Eddie Henderson “Collective Portrait”
Eddie Henderson played for some three years in Herbie Hancock‘s Mwandishi group in the early 70s (check out Herbie’s autobiography “Possibilities” written with Lisa Dickey) and then went solo and recorded several brilliant albums on Blue Note and Capitol until 1979. He returned to the recording scene in the early 90s and has released a lot of great albums since then. And his latest, the Smoke Sessions Records CD “Collective Portrait”, is currently Number 1 on the US Jazz charts. The album starts out with some neat Fender Rhodes playing courtesy of George Cables. The song is an update to Henderson’s tune which was the title track for his 1975 Blue Note LP and had a lot of post-Herbie Hancock sounds on it (with George Duke, Alphonse Mouzon, Harvey Mason, etc). Here, the song features the always welcome Gary Bartz on alto sax and Cables playing a shining Rhodes solo.
The tune “Dreams” was written by Henderson during his Art Blakey years and again has some moody and sensitive intro by Cables, bassist Doug Weiss, and drummer Carl Allen before the trumpet starts to tell the story. And Eddie Henderson‘s playing always reminds me of a storyteller; he is able to create that special vibe and emotionalism with his instrument I find it hard to get from anyone else’s playing.
The George Cables composition “Morning Song” can be found on Henderson’s 1977 Fusion album “Comin’ Through” which featured Patrice Rushen, Mtume, and a very young Dianne Reeves. It’s a candid, moving tune with a flowing beat and some solid solos by the leader and Gary Bartz who still has a blazing, remarkable sound. The Duke Pearson ballad “You Know I Care” was recorded by saxophonist Joe Henderson (no relation) on his 1964 Blue Note album “Inner Urge” and a year later by the composer himself on his “Honey Buns” record for Atlantic Records. It’s a nice change of pace here before the tempo is up again for the Cables song “Beyond Forever”, another one of those tunes from the “Comin’ Through” album where this time, Cables can be heard on piano.

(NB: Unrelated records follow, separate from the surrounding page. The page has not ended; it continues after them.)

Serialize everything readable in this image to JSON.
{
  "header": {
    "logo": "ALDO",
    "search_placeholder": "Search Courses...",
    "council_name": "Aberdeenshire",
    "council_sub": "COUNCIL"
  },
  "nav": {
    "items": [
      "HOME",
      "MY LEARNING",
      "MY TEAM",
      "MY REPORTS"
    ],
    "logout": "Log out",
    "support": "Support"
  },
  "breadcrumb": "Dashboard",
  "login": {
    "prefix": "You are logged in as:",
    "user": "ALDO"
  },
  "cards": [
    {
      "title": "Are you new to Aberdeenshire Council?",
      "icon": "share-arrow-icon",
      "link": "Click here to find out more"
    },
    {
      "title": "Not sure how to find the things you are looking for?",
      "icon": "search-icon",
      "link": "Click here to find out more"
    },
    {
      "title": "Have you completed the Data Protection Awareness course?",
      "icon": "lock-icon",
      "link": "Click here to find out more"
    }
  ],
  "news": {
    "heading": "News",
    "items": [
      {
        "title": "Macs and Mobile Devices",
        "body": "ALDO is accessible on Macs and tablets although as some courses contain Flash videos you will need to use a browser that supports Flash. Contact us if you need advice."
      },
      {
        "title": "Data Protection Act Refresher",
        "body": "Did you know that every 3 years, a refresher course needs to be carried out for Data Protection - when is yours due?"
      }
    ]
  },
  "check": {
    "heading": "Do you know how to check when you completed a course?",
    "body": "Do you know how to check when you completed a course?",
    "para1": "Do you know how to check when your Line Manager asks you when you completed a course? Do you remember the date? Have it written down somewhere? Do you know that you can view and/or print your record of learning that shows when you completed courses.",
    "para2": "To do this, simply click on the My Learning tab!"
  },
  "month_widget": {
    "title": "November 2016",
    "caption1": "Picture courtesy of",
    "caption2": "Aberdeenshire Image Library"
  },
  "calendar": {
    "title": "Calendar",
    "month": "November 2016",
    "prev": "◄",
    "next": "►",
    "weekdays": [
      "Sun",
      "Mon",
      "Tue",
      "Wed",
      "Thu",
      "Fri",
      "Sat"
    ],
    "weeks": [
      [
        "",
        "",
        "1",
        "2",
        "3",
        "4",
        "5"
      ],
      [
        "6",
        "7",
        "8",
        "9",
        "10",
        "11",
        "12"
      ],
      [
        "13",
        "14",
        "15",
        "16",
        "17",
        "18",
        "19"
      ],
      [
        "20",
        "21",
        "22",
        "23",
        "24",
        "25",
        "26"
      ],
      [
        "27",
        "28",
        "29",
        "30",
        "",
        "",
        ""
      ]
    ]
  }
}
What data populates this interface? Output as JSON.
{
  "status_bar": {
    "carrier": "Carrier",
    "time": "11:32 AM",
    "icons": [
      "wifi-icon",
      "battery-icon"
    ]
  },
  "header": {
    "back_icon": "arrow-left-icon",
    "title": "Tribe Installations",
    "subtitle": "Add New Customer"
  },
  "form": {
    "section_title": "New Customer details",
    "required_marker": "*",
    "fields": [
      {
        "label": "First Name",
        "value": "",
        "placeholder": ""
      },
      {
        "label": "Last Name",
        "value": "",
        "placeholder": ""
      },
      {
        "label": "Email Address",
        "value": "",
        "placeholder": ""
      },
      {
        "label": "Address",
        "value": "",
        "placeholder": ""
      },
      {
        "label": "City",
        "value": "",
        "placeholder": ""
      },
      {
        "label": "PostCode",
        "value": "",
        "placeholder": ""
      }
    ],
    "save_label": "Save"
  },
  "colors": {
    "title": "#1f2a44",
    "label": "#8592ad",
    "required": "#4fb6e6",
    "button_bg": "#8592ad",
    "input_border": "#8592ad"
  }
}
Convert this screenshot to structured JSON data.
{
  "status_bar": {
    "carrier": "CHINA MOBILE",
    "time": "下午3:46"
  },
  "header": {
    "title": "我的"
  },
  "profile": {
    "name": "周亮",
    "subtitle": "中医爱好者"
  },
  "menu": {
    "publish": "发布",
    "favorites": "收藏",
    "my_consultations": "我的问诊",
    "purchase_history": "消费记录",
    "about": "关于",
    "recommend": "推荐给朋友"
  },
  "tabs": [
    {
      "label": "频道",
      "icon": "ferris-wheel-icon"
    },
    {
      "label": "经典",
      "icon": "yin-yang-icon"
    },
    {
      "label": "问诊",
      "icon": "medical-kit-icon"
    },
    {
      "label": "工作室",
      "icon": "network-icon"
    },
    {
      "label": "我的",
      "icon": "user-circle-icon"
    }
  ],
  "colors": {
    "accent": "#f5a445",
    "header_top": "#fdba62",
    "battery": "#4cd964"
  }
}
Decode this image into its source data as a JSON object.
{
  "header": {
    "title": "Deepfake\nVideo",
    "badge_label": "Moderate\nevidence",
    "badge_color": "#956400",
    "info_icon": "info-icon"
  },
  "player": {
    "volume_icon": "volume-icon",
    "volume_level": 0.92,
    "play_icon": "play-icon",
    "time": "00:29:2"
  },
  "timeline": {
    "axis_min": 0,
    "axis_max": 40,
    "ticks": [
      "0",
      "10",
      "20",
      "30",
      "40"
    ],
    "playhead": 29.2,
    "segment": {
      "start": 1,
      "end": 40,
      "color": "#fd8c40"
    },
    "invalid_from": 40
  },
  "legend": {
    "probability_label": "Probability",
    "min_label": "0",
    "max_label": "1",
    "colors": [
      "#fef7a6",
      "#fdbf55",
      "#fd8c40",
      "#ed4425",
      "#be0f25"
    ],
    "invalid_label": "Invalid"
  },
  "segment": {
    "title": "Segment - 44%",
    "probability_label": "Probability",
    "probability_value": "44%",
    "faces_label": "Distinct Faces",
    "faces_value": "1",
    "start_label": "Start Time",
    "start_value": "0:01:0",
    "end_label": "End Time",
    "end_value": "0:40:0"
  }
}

Freddie Hubbard‘s “First Light” is masterminded here with a lot of verve and aplomb. “Together”, written by Eddie’s wife Natsuko, is a beautiful love song. The Jimmy Heath “standard” “Ginger Bread Boy” comes over as a tour-de-force here, Polish pianist Leszek Kulakowski wrote the cool and ethereal “Spring” which features the leader on muted trumpet and reminds me of some of the Miles Davis playing circa 1958. Brilliant. Cables hanging in there on piano as well. Another trumpet master, Woody Shaw, wrote “Zoltan”. It was recorded by Hammond organist Larry Young on another Blue Note album from 1965 called “Unity”, and is wrapping up an album that consists of some astute playing by this five-piece super band and must be considered as one of the year’s best so far.Follow: